Thursday, 28 September 2006

Diabetes and Alcohol

As a student, I am completely aware of the temptation that drinking alcohol is. But I also know how to say no. I was fortunate enough to be diagnosed when I was 11, which has meant that not drinking has never been an issue for me. I do understand however that would I have been diagnosed during my potential drinking years, things may have been a little different. I have heard a few stories from diabetics who have had bad experiences with alcohol, and there seem to be a few common links between them:

Firstly, there is a lack of understanding as to how alcohol affects your system. So here is a quick breakdown from my vague understanding:
- Your body reacts to alcohol as a toxin, a poison. This means that your body will not secrete glucose until it has got rid of the alcohol in your blood stream. Which granted it can stay in your blood stream until the next morning can be a BIG problem.
- The dangers are greatly increased if you drink on an empty stomach or if you exercise at the same time.

Secondly, everyone feels peer pressure to drink. Life as a student means that I am regularly faced with the challenge of whether or not to drink, but for me, I don't find it hard to say no. It may seem like a challenge to not drink, but it is so easy. I will share with you some tips that I have come across:
- Have one drink and take it round with you the whole night, sipping slowly. This means that you always seem like you are drinking, when actually you haven't really started.
- Drink water. You may feel as though everyone thinks you are 'uncool', but you have to realise that you are the clever one! If you have had your limit of 1 or 2 drinks then switch to water.
- Avoid cocktails. If you are going out for a cocktail, have a look through the ingredients to see whats in them. Cocktails are one of the mot sugary things you can drink, expecially if it is very colourful.
- If you are going out dancing, be sensible and eat food to counteract the dancing before you go, and always remember that bars usually sell crisps also if you do feel hungry.
- Do not stay out too late.

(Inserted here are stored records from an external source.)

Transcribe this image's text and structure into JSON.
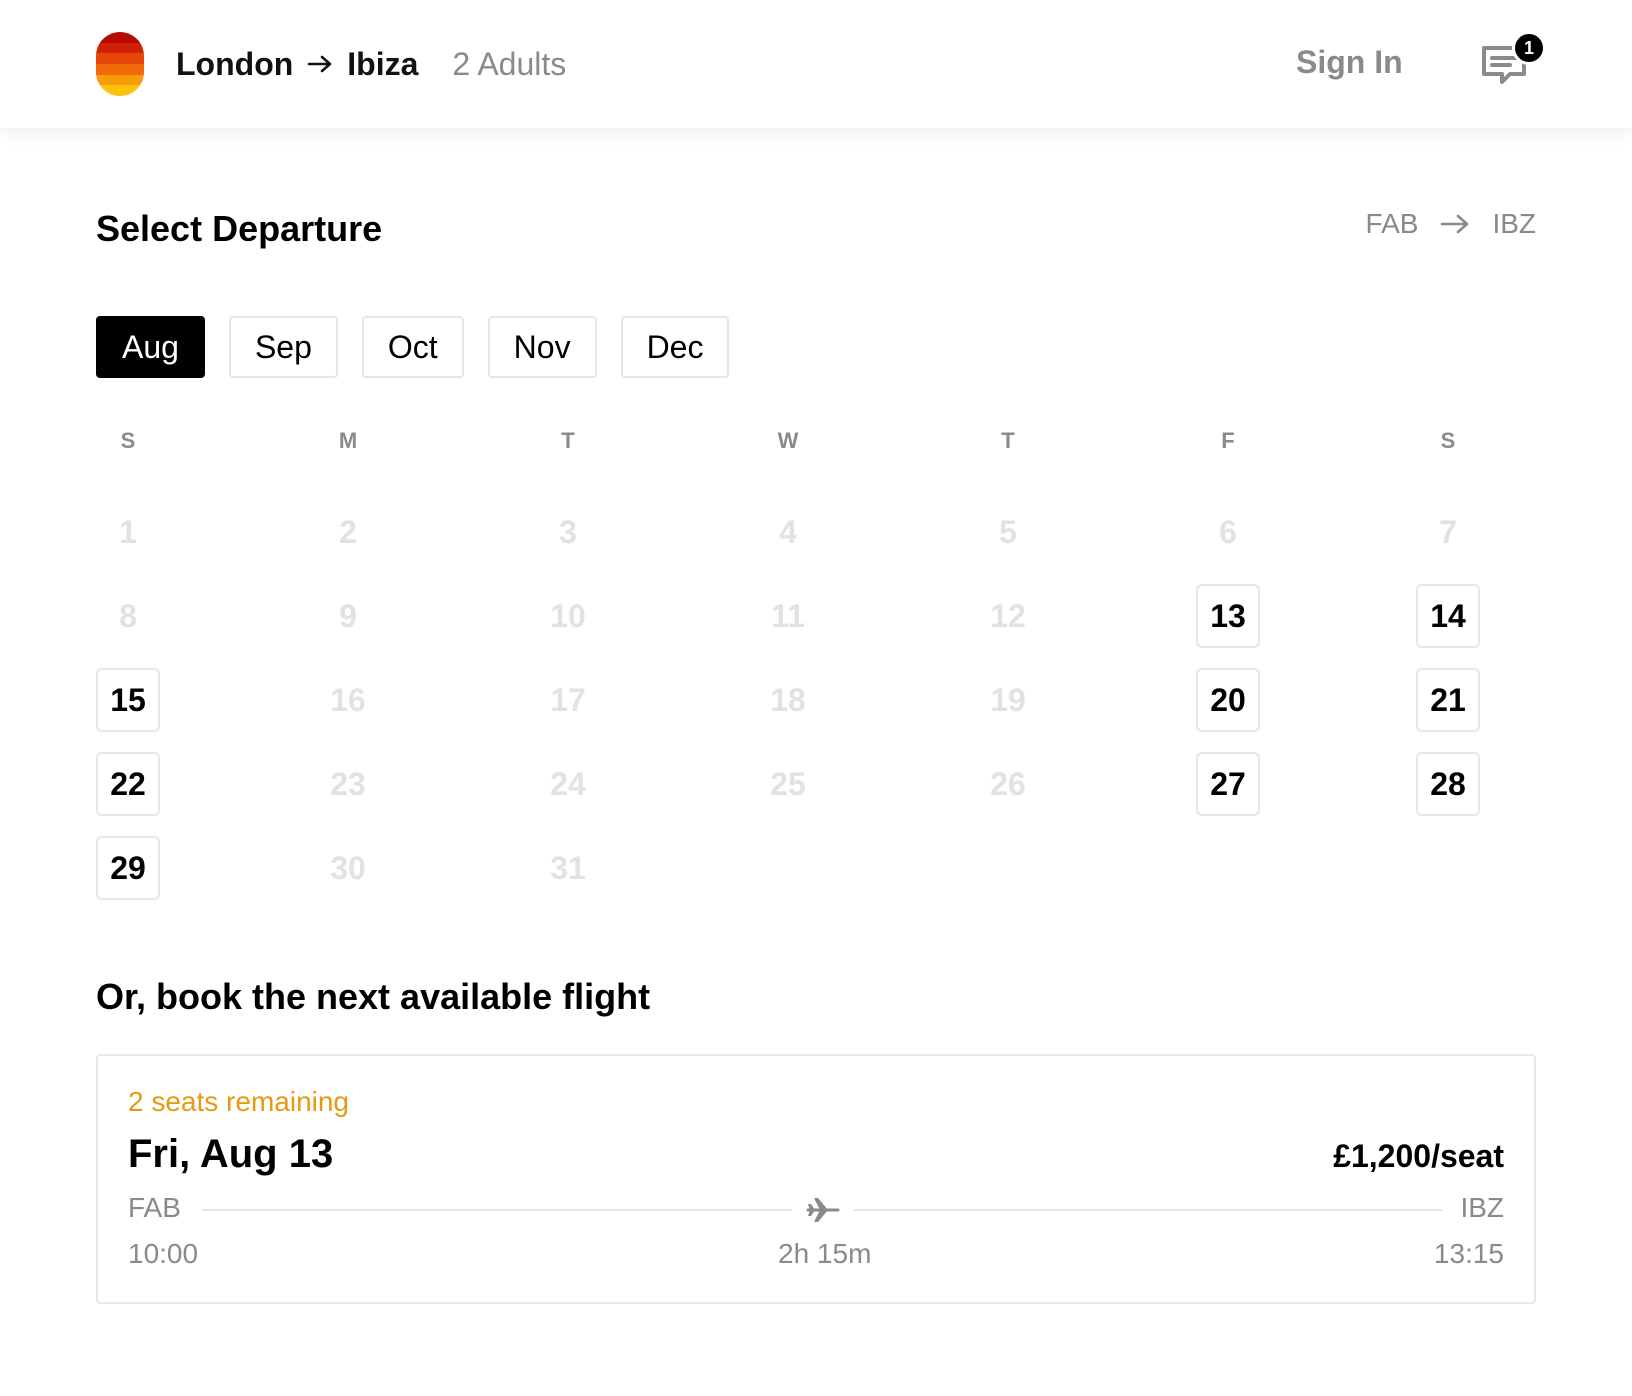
{
  "header": {
    "origin": "London",
    "destination": "Ibiza",
    "passengers": "2 Adults",
    "sign_in": "Sign In",
    "notification_count": "1",
    "logo_colors": [
      "#b50d06",
      "#d02006",
      "#e7450a",
      "#f36b09",
      "#f99a08",
      "#fcc009"
    ]
  },
  "page": {
    "title": "Select Departure",
    "from_code": "FAB",
    "to_code": "IBZ"
  },
  "months": [
    {
      "label": "Aug",
      "selected": true
    },
    {
      "label": "Sep",
      "selected": false
    },
    {
      "label": "Oct",
      "selected": false
    },
    {
      "label": "Nov",
      "selected": false
    },
    {
      "label": "Dec",
      "selected": false
    }
  ],
  "calendar": {
    "weekdays": [
      "S",
      "M",
      "T",
      "W",
      "T",
      "F",
      "S"
    ],
    "first_weekday_index": 0,
    "days_in_month": 31,
    "available_days": [
      13,
      14,
      15,
      20,
      21,
      22,
      27,
      28,
      29
    ]
  },
  "next_flight": {
    "heading": "Or, book the next available flight",
    "seats_remaining": "2 seats remaining",
    "date": "Fri, Aug 13",
    "price": "£1,200/seat",
    "from_code": "FAB",
    "to_code": "IBZ",
    "departure_time": "10:00",
    "duration": "2h 15m",
    "arrival_time": "13:15"
  },
  "colors": {
    "accent": "#000000",
    "muted": "#8a8a8a",
    "disabled_day": "#e2e2e2",
    "warning": "#e69a12"
  }
}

I have found it really important to go to sleep and wake up at roughly the same time every day to keep my levels good. There is usually an occasion every week that you can go to that finishes at 12 exactly.
- Make sure that you go out with friends. This ensures that if something does happen to you, that they will be there to know what to do.

Lastly, be sensible. You know you shouldn't have more than one glass, so don't.